On more than one occasion, we took our tray to a table and sheepishly asked if we could join one of these Members of Congress. There was the day in the middle of bicameral negotiations over the conference report of Dodd-Frank that we took our seat next to one of the bill’s eponymous co-sponsors, Rep. Barney Frank, and chatted superficially about the ins and outs of parliamentary procedure in the nation’s lower chamber.

On another occasion, we enjoyed a private breakfast with former Vice President Richard Cheney, wherein we talked about the Minority Report of the Select Committee on Iran Contra, which is a must-read for anyone seeking to understand what became known as the Bush Doctrine.

And then there was the day we asked Rep. John Lewis for the privilege of sitting next to him during a quick lunch in the basement of the Longworth House Office Building. He sat alone with his lunch and some papers on one of those early weekdays when business is slow and the House staff are enjoying the final few moments before Members start arriving for the first suspension votes of the week.

We told Rep. Lewis of our own ministry background and seminary education, and we talked about Fannie Lou Hamer, whose story we had only recently studied as part of a doctoral seminar on American civil religion taught by Dr. Barry Hankins of Baylor University.

John Lewis lit up in amazement – and perhaps amusement – that before him was seated a white Southern Baptist minister whose ancestors “owned” slaves well after the Emancipation Proclamation and who wanted to talk about an oft-forgotten Civil Rights pioneer whose name is shamefully absent the history texts used in Texas public school systems.

And then we talked about the gospel and the demands of justice that a first century Jewish carpenter’s three year ministry puts on those who would carry his cross into the 21st century.

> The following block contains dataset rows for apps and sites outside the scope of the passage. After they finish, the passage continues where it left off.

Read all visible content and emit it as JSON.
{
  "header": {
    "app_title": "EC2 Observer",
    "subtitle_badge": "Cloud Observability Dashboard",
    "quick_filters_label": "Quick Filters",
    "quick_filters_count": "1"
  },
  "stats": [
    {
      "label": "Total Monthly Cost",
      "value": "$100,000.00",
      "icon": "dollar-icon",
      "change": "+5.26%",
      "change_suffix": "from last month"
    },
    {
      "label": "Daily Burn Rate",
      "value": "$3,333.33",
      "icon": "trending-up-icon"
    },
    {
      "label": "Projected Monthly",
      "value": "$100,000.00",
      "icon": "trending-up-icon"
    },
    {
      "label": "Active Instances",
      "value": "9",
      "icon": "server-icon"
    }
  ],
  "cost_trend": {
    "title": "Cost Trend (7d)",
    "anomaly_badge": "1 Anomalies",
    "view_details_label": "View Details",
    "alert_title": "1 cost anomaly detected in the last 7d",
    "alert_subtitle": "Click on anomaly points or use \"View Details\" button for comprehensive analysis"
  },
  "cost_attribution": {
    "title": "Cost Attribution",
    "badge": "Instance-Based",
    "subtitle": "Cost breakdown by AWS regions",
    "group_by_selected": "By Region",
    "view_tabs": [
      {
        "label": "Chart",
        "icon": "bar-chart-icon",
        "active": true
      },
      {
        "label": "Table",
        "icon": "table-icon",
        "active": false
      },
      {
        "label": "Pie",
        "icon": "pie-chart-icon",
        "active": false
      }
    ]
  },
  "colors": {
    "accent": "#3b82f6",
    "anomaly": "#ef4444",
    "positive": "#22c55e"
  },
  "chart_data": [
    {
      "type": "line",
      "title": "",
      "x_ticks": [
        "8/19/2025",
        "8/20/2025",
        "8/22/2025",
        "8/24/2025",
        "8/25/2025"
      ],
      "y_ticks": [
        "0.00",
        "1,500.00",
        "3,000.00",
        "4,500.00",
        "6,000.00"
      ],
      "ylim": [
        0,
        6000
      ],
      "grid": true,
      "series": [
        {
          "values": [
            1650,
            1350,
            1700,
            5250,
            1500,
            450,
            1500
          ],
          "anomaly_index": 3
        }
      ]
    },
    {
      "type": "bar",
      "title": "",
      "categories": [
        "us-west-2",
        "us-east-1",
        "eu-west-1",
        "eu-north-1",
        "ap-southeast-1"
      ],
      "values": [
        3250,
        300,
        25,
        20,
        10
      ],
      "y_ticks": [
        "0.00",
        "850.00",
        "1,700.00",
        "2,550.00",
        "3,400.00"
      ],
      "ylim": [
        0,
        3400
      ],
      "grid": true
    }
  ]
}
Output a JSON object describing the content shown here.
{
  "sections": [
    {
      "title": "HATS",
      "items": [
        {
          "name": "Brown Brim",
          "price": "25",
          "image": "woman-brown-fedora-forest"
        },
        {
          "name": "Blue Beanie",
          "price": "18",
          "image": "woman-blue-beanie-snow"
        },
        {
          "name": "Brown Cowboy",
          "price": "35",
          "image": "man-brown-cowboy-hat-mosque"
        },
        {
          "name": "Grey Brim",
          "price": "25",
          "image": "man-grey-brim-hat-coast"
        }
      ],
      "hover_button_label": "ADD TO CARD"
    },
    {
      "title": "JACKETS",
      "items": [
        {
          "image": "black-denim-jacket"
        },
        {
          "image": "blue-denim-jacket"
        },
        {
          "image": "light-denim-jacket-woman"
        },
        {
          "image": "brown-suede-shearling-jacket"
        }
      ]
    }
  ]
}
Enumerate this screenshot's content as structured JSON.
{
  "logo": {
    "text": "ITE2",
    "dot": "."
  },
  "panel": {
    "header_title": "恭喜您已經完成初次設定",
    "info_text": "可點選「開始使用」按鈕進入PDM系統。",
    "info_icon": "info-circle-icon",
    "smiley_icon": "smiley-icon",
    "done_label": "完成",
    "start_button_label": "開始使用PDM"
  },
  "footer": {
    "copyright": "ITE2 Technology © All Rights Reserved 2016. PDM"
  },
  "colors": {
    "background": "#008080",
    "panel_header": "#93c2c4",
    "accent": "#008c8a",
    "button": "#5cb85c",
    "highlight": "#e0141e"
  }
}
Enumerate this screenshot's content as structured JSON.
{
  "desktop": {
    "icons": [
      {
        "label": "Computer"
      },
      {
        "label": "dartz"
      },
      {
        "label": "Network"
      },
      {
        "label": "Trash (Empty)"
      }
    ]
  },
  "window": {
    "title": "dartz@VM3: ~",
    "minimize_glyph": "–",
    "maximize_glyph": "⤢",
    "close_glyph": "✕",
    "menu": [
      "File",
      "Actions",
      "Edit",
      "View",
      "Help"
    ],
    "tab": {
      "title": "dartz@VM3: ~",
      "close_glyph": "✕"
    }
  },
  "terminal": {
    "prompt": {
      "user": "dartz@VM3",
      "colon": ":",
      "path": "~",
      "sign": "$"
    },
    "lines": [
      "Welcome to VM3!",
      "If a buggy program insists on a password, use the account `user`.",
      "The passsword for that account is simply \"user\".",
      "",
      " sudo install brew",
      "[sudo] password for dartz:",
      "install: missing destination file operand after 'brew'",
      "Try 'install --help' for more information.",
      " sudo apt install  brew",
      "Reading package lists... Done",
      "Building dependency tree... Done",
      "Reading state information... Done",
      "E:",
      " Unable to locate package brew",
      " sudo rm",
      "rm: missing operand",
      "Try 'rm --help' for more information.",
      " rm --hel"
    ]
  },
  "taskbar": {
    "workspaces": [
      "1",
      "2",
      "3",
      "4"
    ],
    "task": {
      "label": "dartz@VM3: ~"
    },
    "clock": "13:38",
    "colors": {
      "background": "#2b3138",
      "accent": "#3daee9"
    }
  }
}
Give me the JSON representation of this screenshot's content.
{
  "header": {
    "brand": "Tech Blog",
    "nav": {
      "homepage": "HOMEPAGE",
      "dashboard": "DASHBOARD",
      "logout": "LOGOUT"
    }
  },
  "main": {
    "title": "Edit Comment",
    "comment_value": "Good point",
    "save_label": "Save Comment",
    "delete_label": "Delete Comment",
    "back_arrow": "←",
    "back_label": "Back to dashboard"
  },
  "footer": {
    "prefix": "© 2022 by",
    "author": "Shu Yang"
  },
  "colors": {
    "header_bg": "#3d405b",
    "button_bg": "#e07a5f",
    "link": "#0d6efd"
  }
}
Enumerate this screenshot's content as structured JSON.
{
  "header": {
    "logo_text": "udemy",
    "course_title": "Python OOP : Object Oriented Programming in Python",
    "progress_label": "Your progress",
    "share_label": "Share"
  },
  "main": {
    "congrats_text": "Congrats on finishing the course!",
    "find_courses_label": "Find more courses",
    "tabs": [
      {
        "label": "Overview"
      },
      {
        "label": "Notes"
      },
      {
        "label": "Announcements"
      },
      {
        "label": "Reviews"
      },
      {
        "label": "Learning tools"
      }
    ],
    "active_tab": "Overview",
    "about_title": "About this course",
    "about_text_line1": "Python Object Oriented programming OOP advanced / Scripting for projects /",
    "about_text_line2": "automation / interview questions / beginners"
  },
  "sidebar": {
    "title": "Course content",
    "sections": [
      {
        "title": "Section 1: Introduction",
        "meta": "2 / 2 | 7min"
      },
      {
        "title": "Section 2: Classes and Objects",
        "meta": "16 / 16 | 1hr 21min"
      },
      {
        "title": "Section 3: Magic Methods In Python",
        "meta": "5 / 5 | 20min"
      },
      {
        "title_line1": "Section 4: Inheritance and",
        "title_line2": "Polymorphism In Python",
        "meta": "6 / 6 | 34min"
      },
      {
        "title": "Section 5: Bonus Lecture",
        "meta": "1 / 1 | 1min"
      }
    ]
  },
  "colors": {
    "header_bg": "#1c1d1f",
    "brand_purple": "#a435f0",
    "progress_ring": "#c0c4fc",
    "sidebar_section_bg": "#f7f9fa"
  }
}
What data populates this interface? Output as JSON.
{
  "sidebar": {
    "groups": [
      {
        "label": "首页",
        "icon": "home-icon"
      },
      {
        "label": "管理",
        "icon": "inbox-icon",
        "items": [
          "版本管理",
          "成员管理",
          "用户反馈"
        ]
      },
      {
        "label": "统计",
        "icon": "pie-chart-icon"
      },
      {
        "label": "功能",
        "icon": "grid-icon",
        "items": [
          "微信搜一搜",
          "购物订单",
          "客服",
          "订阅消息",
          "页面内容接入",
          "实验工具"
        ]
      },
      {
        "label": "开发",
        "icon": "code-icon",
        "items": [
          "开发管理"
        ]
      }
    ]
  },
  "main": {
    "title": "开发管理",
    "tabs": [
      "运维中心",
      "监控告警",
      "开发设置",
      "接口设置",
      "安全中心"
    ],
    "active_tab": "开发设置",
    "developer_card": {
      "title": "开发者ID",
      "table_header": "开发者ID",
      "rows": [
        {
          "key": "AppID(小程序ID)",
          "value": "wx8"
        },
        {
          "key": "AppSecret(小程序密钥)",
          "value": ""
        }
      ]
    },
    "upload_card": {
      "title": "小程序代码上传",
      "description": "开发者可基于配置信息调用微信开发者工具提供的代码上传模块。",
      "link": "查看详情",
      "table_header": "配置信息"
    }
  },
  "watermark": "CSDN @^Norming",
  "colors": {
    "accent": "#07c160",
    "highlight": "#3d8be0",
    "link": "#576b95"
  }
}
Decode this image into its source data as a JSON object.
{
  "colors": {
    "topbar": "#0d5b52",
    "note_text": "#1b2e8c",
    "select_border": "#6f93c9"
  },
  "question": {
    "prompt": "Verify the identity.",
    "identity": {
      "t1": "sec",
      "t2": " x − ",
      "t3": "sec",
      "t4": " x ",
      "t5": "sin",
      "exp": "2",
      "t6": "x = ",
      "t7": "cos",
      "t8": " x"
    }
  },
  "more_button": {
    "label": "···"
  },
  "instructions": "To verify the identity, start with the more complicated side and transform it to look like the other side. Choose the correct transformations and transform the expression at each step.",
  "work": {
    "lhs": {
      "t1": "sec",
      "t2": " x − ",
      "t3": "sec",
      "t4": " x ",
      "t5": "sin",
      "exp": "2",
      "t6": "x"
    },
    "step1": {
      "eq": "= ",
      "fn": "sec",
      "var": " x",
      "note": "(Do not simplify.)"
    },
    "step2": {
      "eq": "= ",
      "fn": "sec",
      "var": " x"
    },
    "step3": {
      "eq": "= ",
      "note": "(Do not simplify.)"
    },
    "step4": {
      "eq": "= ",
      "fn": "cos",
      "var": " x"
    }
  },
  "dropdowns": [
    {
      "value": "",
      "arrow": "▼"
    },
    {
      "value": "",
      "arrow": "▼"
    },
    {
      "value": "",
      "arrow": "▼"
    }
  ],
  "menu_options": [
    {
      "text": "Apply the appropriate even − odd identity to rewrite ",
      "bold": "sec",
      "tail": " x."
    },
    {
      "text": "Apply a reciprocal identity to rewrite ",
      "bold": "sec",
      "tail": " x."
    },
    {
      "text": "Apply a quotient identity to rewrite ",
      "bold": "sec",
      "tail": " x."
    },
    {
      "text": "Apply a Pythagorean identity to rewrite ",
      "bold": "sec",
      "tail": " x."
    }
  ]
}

Rep. Lewis asked if we’d ever been to Selma, and invited us to join the annual trip he sponsored to walk the Edmund Pettus Bridge with generations who’d never heard of Bloody Sunday.

At one point in our conversation, the reality set in: I was sitting but a few feet from a man who’d been a few feet from Martin Luther King, Jr. when he gave the “I Have A Dream” speech on the steps of the Lincoln Memorial.

The irony was not lost on me.

Here was a man who’d been routinely denied a place to sit in “whites-only” lunchrooms in the South; yet he was allowing me – without hesitation – to sit with him in the basement cafeteria of one of the most powerful places on earth. And he spoke to me not as a subordinate congressional staffer, but as a brother and a friend.

John Lewis was like that.

Years later, I was working for another Member of Congress who sat on the House Committee on Ways and Means. In a flurry of legislative activity related to Chairman Dave Camp’s tax reform efforts, I stood in the back of the House Chamber near the middle aisle mere feet away from Rep. John Lewis. After a few moments, I went up to shake his hand.

“Congressman,” I said, “I’m not sure if you remember…”

He interrupted. “You’re the preacher.”

Was a preacher,” I joked.

“We never stop doing the Lord’s work,” he replied.

And he never did.

Rest in peace, Congressman.